BEGIN EXERCISE MATERIAL

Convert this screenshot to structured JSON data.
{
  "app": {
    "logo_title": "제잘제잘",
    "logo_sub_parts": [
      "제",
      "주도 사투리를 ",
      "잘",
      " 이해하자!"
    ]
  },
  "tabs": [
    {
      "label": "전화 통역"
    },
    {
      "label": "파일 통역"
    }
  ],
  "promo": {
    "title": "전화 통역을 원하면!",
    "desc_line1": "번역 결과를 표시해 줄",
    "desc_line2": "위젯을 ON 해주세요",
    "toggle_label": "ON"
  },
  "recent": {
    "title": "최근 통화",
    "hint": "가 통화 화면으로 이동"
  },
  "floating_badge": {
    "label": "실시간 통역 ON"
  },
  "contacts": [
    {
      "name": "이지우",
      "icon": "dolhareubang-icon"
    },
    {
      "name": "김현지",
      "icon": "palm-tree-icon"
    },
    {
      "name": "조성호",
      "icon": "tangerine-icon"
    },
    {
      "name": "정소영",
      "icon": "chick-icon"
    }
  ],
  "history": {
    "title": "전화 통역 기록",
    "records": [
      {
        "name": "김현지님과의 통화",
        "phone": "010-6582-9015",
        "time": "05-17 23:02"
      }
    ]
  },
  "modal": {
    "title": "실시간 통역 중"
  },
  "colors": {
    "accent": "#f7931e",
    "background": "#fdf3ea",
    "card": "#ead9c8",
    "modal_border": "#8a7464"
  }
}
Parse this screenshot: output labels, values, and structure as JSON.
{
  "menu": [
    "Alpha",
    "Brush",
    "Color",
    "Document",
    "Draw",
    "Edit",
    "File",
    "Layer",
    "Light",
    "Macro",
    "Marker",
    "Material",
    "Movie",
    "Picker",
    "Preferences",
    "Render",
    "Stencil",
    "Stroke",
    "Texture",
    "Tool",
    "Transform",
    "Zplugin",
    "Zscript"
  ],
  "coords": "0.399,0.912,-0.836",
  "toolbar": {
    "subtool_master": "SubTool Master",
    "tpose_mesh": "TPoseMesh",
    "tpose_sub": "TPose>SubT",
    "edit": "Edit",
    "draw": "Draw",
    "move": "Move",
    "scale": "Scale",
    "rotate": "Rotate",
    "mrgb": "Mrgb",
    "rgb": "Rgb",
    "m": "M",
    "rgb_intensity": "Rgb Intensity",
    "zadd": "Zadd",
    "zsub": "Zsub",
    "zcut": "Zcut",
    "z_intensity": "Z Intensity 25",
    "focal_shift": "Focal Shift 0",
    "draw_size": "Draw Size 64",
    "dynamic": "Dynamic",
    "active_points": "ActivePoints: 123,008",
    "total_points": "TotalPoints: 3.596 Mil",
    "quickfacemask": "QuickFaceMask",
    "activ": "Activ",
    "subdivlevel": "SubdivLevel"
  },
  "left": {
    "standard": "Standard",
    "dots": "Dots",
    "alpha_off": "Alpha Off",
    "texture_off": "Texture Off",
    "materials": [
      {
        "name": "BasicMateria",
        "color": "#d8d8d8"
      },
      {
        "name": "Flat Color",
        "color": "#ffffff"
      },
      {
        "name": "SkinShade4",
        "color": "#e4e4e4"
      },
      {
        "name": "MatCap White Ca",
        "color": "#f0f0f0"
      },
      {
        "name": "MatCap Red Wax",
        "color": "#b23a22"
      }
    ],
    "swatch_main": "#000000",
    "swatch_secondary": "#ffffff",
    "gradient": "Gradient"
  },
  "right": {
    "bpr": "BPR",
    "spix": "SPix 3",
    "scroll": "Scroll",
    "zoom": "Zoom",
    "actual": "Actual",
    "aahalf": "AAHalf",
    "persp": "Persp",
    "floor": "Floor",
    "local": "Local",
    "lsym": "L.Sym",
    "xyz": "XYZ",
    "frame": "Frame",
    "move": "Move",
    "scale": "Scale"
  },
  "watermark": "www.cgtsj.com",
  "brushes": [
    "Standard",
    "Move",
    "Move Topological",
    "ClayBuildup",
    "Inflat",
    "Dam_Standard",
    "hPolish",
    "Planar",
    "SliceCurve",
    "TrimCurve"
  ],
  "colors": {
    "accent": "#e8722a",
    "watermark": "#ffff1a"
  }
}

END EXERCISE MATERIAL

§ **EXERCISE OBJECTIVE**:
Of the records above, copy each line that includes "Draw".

§ **RESPONSE TO THE TASK**:
    "Draw",
    "draw": "Draw",
    "draw_size": "Draw Size 64",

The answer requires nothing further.